Even so, there were political consequences. It left an impression of deviousness on the part of a Prime Minister who had built a reputation for integrity and straight-shooting. It made her less trusting of ministers, including some of her fervent supporters like Norman Tebbit, and more reliant on the praetorian guard of Bernard Ingham and Charles Powell in Number 10. The divisions, policy errors and resignations of the 1987-90 government ultimately became unmanageable, while the affair had left Heseltine outside the metaphorical tent with a full bladder, ready for the crisis in 1990. It also damaged Kinnock’s image and confidence. It was hard to see in 1986, but the real longer term winner of Westland was John Major, then a little-known junior Social Security minister.

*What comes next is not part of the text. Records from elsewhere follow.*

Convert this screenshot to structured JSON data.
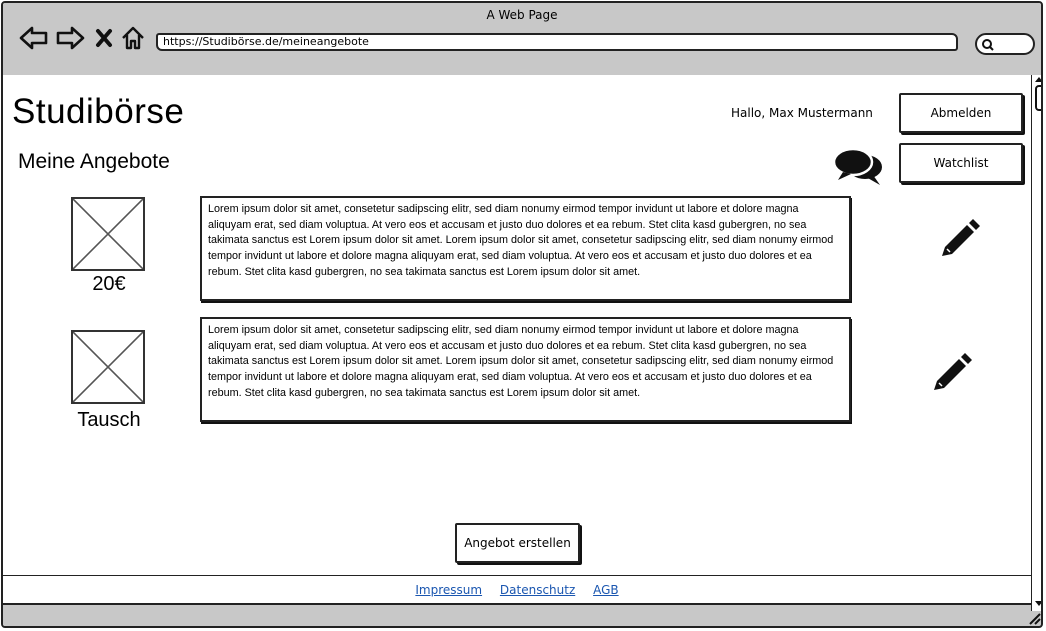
{
  "window": {
    "title": "A Web Page"
  },
  "browser": {
    "url": "https://Studibörse.de/meineangebote"
  },
  "header": {
    "logo": "Studibörse",
    "greeting": "Hallo, Max Mustermann",
    "logout_label": "Abmelden",
    "watchlist_label": "Watchlist"
  },
  "page": {
    "title": "Meine Angebote"
  },
  "offers": [
    {
      "price": "20€",
      "description": "Lorem ipsum dolor sit amet, consetetur sadipscing elitr, sed diam nonumy eirmod tempor invidunt ut labore et dolore magna aliquyam erat, sed diam voluptua. At vero eos et accusam et justo duo dolores et ea rebum. Stet clita kasd gubergren, no sea takimata sanctus est Lorem ipsum dolor sit amet. Lorem ipsum dolor sit amet, consetetur sadipscing elitr, sed diam nonumy eirmod tempor invidunt ut labore et dolore magna aliquyam erat, sed diam voluptua. At vero eos et accusam et justo duo dolores et ea rebum. Stet clita kasd gubergren, no sea takimata sanctus est Lorem ipsum dolor sit amet."
    },
    {
      "price": "Tausch",
      "description": "Lorem ipsum dolor sit amet, consetetur sadipscing elitr, sed diam nonumy eirmod tempor invidunt ut labore et dolore magna aliquyam erat, sed diam voluptua. At vero eos et accusam et justo duo dolores et ea rebum. Stet clita kasd gubergren, no sea takimata sanctus est Lorem ipsum dolor sit amet. Lorem ipsum dolor sit amet, consetetur sadipscing elitr, sed diam nonumy eirmod tempor invidunt ut labore et dolore magna aliquyam erat, sed diam voluptua. At vero eos et accusam et justo duo dolores et ea rebum. Stet clita kasd gubergren, no sea takimata sanctus est Lorem ipsum dolor sit amet."
    }
  ],
  "create_label": "Angebot erstellen",
  "footer": {
    "links": [
      "Impressum",
      "Datenschutz",
      "AGB"
    ]
  },
  "icons": [
    "back-icon",
    "forward-icon",
    "close-icon",
    "home-icon",
    "search-icon",
    "chat-icon",
    "pencil-icon",
    "image-placeholder-icon",
    "resize-grip-icon"
  ],
  "colors": {
    "chrome": "#c8c8c8",
    "link": "#1a56b0"
  }
}
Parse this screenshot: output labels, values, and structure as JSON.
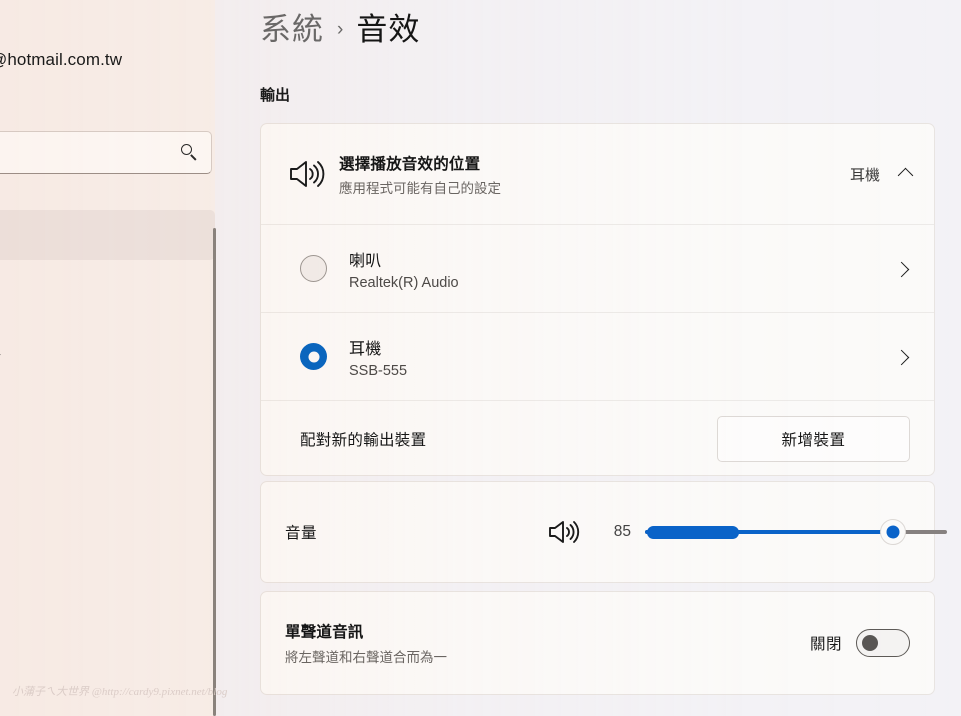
{
  "sidebar": {
    "account_email": "@hotmail.com.tw",
    "search": {
      "value": "",
      "placeholder": "",
      "icon": "search-icon"
    },
    "items": [
      {
        "label": "",
        "selected": true
      },
      {
        "label": "絡",
        "selected": false
      }
    ]
  },
  "content": {
    "breadcrumb": {
      "parent": "系統",
      "separator": "›",
      "current": "音效"
    },
    "section_output_label": "輸出",
    "output_device_row": {
      "icon": "speaker-icon",
      "title": "選擇播放音效的位置",
      "subtitle": "應用程式可能有自己的設定",
      "value": "耳機",
      "expand_icon": "chevron-up-icon"
    },
    "devices": [
      {
        "name": "喇叭",
        "description": "Realtek(R) Audio",
        "selected": false,
        "chevron": "chevron-right-icon"
      },
      {
        "name": "耳機",
        "description": "SSB-555",
        "selected": true,
        "chevron": "chevron-right-icon"
      }
    ],
    "pair_row": {
      "label": "配對新的輸出裝置",
      "button_label": "新增裝置"
    },
    "volume_row": {
      "label": "音量",
      "icon": "speaker-icon",
      "value": "85",
      "slider_percent": 85,
      "meter_percent": 30
    },
    "mono_row": {
      "title": "單聲道音訊",
      "subtitle": "將左聲道和右聲道合而為一",
      "state_label": "關閉",
      "toggle_on": false
    }
  },
  "watermark": "小蒲子ㄟ大世界 @http://cardy9.pixnet.net/blog",
  "colors": {
    "accent": "#0a63c9",
    "accent_radio": "#0a66c2",
    "page_background": "#f3f2f6",
    "card_background": "#fbfaf9",
    "sidebar_background": "#f7f1ee",
    "slider_track": "#868180"
  }
}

But what happened to the helicopter firm? Friends and allies of Mrs Thatcher – Lord Hanson, Rupert Murdoch, and several others operating through nominee accounts – bought shares and cleared obstacles for the Sikorsky bid, essentially to dispose of the political issue. Murdoch had particularly clear motives, since he was launching his Wapping print works in January 1986 and was a also board member of UTC. But the 1986 solution was ultimately a failure, and alternatives were sought as early as 1988. Then the defence sector hit the end of the Cold War, Westland somehow missed out on the Saudi bonanza, and GKN made a hostile takeover bid in 1994. The Times noted in 1995 that: “Political ramifications aside, the industrial outcome of the Westland affair has proved a disaster for Britain, and the taxpayer… Several times the MoD has had to place orders for unnecessary or over-costly aircraft to help it survive.”
The next stage was a GKN-Finmeccanica partnership in 1999 that led to Westland being absorbed into AgustaWestland. The last chapter was written this month, when Westland ceased to exist. The Yeovil factory is now just one of many Finmeccanica production facilities, and Heseltine is still around to raise a glass of prosecco towards Italy. Westland ended up going European, after all.
Charles Moore’s Margaret Thatcher, the authorised biography, Volume Two: Everything She Wants, Allen Lane 2015 p449-498 gives a full account with much interesting new material.
Michael Heseltine: Life in the Jungle, Hodder & Stoughton, 2000 .
Michael Crick: Michael Heseltine: A Biography, Penguin, 1997.